It is a fact that steel was used by most of the ammunition factories for case production, either the entire case in the instance of metallic rounds, or case heads for shotgun shells, in 1944 and 21945. They were sold that way also in the very little commercial production that was going on. I don’t know off hand if Federal was doing any commercial production at all in that period, but if they were, the shotgun shells would probably be with steel heads. Honestly, off hand, I don’t recall if they were even doing military production. Am drawing a blank on that for some reason.

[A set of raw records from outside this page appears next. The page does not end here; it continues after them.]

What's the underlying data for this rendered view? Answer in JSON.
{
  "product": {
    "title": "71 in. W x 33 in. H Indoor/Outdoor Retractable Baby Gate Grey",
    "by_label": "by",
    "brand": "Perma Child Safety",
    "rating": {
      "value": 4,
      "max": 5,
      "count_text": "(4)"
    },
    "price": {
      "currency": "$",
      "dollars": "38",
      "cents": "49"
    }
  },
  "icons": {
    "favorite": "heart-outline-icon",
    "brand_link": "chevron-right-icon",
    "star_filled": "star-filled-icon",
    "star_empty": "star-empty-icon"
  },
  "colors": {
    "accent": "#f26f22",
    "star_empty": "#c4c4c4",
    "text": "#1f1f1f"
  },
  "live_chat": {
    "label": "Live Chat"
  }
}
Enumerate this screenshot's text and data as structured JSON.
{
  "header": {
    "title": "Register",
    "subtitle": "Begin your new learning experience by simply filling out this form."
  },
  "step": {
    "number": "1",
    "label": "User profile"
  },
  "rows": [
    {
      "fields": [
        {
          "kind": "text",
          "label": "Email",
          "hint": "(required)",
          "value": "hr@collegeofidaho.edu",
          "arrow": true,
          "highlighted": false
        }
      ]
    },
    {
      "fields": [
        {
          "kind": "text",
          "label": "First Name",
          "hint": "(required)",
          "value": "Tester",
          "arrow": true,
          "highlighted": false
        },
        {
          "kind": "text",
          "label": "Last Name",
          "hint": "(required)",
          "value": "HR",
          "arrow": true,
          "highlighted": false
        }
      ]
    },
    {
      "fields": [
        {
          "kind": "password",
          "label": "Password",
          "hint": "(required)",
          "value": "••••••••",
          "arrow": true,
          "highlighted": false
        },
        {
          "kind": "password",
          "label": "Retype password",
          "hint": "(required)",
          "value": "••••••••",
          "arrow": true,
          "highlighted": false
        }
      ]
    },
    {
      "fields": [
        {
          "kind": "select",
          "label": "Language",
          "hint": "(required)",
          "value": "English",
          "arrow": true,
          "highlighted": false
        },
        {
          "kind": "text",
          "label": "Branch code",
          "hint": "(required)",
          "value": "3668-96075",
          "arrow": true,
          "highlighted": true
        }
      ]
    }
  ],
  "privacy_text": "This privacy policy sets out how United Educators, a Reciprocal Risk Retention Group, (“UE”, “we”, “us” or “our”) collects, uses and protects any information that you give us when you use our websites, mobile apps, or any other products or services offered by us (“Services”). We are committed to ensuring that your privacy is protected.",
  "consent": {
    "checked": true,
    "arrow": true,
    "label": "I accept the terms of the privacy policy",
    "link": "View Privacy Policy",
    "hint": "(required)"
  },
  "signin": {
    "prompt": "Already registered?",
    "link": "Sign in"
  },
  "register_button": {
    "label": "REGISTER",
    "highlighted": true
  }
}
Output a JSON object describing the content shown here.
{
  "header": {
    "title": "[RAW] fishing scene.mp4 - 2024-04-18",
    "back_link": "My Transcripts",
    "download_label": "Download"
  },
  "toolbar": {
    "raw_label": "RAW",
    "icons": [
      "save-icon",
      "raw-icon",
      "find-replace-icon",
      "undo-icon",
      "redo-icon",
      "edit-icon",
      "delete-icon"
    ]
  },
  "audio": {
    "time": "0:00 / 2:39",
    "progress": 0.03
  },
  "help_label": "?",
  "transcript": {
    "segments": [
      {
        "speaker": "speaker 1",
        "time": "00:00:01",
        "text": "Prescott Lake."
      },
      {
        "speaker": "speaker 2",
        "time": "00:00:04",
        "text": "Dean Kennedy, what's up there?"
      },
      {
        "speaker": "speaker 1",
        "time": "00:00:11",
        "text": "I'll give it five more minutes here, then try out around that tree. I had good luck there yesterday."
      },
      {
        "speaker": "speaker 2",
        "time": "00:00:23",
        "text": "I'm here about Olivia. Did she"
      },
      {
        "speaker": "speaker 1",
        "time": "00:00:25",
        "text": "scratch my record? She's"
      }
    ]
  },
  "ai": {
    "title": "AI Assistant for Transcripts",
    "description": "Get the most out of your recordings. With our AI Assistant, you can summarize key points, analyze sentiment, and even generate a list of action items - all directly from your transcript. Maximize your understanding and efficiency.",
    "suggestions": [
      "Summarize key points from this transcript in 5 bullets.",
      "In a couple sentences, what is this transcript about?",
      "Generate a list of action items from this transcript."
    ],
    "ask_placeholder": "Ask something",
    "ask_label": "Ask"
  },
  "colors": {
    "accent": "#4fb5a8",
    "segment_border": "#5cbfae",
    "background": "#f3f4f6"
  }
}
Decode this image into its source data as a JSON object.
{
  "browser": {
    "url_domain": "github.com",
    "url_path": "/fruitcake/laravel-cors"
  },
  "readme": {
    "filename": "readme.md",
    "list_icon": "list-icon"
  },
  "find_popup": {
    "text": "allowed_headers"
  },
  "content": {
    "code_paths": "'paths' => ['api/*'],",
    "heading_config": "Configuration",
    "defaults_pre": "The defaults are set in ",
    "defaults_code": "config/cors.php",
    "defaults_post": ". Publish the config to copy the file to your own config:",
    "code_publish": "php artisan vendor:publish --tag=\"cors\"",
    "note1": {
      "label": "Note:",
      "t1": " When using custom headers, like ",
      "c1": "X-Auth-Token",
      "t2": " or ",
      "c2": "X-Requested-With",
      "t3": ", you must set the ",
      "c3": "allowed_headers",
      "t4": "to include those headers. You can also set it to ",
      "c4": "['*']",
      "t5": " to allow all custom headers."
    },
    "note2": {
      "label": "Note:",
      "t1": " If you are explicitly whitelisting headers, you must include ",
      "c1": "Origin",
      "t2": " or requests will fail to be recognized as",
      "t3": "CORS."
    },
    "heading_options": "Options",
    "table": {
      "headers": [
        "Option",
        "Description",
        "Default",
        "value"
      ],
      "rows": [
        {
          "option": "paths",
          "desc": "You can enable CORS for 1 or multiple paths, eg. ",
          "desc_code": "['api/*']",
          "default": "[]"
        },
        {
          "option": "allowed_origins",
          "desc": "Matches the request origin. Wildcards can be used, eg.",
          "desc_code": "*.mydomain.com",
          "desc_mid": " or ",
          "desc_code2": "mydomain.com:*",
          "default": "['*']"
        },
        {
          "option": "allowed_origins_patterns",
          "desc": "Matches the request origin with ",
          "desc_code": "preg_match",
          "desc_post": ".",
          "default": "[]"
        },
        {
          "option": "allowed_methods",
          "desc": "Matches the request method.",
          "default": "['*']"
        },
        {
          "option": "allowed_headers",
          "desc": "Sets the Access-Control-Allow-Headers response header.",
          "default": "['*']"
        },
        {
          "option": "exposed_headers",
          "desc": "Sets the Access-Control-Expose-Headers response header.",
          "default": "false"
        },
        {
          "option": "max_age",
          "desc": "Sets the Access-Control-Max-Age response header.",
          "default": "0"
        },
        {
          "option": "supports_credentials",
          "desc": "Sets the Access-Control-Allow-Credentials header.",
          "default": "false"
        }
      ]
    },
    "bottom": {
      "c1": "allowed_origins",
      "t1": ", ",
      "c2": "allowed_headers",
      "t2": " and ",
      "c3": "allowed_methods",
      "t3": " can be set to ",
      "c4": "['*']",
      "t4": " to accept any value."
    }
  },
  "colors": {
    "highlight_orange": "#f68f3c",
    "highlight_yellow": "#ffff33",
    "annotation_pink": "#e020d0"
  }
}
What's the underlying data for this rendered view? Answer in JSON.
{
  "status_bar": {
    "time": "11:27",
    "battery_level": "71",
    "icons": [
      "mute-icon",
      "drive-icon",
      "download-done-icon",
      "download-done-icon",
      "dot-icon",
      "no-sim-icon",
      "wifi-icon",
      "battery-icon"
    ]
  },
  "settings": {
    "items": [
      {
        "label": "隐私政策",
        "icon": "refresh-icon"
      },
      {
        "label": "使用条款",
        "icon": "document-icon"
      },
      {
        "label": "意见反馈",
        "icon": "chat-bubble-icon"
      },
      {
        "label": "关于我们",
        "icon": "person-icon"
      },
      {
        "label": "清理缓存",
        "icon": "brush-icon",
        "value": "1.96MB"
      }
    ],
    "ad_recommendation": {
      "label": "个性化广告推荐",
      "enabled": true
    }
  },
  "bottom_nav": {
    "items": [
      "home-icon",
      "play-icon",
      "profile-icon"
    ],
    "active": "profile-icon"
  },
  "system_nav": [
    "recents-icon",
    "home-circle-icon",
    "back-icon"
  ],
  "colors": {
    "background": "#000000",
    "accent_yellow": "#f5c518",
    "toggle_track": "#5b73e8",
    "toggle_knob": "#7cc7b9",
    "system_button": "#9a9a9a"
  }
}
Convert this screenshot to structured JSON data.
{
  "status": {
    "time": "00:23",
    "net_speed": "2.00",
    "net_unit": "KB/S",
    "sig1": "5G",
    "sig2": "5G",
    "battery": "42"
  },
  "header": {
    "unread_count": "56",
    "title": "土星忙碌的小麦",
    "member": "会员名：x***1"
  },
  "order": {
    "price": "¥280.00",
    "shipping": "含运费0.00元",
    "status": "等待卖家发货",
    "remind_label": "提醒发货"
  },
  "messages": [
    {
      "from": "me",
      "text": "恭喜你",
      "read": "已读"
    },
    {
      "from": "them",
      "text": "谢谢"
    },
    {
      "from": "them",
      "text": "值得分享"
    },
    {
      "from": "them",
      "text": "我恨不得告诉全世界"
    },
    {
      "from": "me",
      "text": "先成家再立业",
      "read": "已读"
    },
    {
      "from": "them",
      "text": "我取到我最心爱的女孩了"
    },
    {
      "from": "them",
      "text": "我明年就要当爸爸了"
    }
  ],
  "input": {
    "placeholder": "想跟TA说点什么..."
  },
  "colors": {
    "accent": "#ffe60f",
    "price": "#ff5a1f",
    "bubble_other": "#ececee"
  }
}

Remington produced steel shotgun shells, according to their little wartime history, published by the Remington Arms Company in 1944, “In Abundance and on Time, 1939-1943.” “When conversion of small arms ammunition to steel was ugently desired by the Ordnance Department, Remington produced accepted cartridges in calibers .45, .30 and .50; also shot shells and experimental lots of caliber .22; also practically all types of bullet jackets. In all, more than 3-1/2 Billions rounds containing steel in place of brass were produced.” (Page 28 of the above cited reference).
The Bridgeport works alone proced 259,178,335 shotshells during the period covered by the history. The Peters Kings Mills plant produced 125,400,235 shot shells. Remington even made clay bird targets (166,259,325) and Traps (5,996) for the Government at their Findlay factory.
The U.S.Army Air Force found teaching aerial gunners to trap shoot in their basic training made them show a big improvement in aerial gunnery when they went on to machine guns. After a study of reasons for the high degree of accuracy among American fighter pilots and bomber gunners, the British decided to introduce shotgun shooting at flying targets in their marksmanship training, during the summer of 1943.
Well, I got off on a tangent I guess. Shotguns in the Service make for an interesting story, not just with the guns, but also the ammunition and training. Of course, I am sure that some of the above ammunition by Remington was 00 Buck made for guard guns, as well as probably for the USMC that used shotguns heavily in the island fighting, proven by many combat pictures showing them with all manner of “Trench Guns.”
John Moss Edited to correct a typo only